[HOW TO COMPLETE THIS TASK]: Only lines containing the string "operations" belong in the answer; find them in the records and copy them.

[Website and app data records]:
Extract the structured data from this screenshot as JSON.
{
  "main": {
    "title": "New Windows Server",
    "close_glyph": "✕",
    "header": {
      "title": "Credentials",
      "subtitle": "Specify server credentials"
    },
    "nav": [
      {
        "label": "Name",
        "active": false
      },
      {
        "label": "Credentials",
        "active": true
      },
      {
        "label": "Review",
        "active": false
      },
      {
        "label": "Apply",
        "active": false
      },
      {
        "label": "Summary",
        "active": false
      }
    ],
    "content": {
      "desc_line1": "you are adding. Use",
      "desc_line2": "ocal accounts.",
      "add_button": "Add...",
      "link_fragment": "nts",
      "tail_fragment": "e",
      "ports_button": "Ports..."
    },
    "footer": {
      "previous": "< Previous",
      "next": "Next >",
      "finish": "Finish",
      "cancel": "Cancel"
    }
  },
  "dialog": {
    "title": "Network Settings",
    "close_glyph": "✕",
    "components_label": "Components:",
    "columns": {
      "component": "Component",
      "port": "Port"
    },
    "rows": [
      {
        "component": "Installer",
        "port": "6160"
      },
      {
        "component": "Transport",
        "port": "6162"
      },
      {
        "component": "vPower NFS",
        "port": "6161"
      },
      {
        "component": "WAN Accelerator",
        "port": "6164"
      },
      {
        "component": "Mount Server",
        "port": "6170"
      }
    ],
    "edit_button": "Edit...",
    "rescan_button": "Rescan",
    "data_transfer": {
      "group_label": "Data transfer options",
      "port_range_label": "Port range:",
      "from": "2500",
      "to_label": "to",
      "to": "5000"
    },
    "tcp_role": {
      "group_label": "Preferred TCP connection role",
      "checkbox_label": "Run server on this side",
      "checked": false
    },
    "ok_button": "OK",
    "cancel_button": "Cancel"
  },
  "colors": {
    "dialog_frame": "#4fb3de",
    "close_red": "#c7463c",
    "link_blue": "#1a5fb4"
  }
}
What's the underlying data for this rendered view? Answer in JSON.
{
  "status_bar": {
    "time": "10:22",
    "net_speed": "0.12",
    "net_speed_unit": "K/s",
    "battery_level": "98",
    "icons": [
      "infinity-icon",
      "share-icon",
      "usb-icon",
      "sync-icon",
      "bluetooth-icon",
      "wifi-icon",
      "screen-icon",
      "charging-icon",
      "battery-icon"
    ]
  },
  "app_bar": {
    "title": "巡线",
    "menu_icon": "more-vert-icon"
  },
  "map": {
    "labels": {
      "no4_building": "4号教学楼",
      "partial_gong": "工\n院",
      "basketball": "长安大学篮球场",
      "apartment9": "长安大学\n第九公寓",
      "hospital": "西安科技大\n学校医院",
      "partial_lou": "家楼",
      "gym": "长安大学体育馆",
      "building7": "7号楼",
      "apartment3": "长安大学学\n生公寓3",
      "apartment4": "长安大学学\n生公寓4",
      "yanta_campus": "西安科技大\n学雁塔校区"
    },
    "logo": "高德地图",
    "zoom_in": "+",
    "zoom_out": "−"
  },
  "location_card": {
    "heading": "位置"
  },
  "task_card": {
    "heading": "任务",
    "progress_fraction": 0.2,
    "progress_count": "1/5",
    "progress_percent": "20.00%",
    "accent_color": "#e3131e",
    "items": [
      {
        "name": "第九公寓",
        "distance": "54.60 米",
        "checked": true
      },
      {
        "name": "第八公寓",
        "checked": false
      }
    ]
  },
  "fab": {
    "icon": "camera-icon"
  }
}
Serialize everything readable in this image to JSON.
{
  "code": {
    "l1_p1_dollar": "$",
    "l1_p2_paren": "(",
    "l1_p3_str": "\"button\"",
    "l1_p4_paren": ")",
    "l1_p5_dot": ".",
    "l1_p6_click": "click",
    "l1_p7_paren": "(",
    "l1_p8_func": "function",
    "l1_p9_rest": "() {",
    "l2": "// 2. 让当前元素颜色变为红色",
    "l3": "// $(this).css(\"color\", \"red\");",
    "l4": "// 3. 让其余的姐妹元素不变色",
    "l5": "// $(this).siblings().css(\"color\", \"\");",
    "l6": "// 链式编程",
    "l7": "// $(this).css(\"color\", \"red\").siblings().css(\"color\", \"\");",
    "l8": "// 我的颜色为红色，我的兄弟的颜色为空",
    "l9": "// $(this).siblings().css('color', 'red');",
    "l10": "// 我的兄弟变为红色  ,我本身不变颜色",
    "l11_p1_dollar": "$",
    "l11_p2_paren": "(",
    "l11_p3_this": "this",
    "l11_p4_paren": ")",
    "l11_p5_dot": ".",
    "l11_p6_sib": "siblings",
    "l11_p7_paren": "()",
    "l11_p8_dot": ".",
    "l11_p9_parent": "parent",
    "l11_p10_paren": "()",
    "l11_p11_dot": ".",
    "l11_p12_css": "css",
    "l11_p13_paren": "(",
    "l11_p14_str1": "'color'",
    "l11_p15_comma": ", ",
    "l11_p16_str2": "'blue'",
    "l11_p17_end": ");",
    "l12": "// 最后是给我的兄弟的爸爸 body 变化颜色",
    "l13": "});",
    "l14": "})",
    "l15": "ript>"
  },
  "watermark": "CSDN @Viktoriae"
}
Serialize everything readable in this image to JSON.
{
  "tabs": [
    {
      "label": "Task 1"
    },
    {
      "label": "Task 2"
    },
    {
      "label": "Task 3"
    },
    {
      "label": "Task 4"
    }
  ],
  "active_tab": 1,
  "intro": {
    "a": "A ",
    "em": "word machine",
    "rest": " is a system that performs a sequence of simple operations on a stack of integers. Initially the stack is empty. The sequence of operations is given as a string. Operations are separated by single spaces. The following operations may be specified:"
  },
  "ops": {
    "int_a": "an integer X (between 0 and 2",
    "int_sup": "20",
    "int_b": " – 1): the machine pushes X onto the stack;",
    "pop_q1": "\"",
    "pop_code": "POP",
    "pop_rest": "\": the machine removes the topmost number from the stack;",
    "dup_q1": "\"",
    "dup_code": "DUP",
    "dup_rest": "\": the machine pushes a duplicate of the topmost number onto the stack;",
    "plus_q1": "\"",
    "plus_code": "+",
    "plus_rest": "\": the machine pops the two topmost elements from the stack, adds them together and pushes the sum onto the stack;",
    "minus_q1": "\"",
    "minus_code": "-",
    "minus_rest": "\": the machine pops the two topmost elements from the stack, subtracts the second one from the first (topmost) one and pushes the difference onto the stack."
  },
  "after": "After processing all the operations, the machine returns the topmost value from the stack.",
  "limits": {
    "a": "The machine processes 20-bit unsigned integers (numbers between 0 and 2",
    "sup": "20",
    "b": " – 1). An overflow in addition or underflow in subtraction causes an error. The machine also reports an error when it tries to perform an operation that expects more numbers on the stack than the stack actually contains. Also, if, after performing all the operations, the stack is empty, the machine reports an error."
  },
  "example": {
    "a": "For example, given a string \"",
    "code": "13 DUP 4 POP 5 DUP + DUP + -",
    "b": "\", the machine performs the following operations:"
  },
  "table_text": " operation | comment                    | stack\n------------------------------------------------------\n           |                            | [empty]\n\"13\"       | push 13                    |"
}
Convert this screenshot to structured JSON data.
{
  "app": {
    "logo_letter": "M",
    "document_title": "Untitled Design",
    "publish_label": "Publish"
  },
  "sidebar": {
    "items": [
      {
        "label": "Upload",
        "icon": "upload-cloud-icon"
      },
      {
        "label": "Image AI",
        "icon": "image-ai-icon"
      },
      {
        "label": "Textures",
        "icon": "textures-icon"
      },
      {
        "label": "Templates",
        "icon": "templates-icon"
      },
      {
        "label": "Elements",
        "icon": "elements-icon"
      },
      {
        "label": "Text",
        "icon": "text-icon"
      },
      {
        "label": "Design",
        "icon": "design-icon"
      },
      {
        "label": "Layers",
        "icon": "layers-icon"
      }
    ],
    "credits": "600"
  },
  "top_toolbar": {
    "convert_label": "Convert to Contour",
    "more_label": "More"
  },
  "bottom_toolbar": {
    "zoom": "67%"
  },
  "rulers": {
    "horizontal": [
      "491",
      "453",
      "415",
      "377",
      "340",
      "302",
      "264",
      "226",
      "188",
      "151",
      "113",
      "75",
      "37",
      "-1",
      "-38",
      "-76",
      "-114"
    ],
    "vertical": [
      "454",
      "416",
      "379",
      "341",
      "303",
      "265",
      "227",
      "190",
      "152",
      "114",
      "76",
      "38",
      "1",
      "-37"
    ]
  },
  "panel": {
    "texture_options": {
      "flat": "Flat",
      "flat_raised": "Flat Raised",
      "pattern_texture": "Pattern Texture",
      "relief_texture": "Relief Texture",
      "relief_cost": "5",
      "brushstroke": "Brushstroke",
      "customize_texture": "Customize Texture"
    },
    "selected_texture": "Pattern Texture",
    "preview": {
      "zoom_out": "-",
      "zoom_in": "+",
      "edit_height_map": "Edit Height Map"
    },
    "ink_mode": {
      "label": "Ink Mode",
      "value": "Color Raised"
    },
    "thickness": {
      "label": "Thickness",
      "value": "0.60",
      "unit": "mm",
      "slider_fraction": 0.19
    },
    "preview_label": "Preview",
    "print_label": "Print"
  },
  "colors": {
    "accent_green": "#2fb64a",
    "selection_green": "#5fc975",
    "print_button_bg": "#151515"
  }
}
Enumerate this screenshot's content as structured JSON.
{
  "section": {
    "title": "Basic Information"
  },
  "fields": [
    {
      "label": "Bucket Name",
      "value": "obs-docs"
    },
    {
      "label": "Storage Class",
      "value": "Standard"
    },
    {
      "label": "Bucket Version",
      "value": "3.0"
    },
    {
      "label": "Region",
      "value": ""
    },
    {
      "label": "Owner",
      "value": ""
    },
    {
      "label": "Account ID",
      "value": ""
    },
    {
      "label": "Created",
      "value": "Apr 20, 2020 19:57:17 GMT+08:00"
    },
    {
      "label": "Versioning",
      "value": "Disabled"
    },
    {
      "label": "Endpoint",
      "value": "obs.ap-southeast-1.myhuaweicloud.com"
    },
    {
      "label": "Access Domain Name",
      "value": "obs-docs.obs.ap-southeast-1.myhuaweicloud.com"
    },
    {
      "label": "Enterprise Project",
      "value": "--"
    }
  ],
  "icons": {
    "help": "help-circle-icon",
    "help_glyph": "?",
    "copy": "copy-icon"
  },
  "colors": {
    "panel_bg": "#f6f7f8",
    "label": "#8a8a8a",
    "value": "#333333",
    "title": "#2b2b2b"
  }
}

[YOUR RESPONSE]:
    "rest": " is a system that performs a sequence of simple operations on a stack of integers. Initially the stack is empty. The sequence of operations is given as a string. Operations are separated by single spaces. The following operations may be specified:"
  "after": "After processing all the operations, the machine returns the topmost value from the stack.",
    "b": " – 1). An overflow in addition or underflow in subtraction causes an error. The machine also reports an error when it tries to perform an operation that expects more numbers on the stack than the stack actually contains. Also, if, after performing all the operations, the stack is empty, the machine reports an error."
    "b": "\", the machine performs the following operations:"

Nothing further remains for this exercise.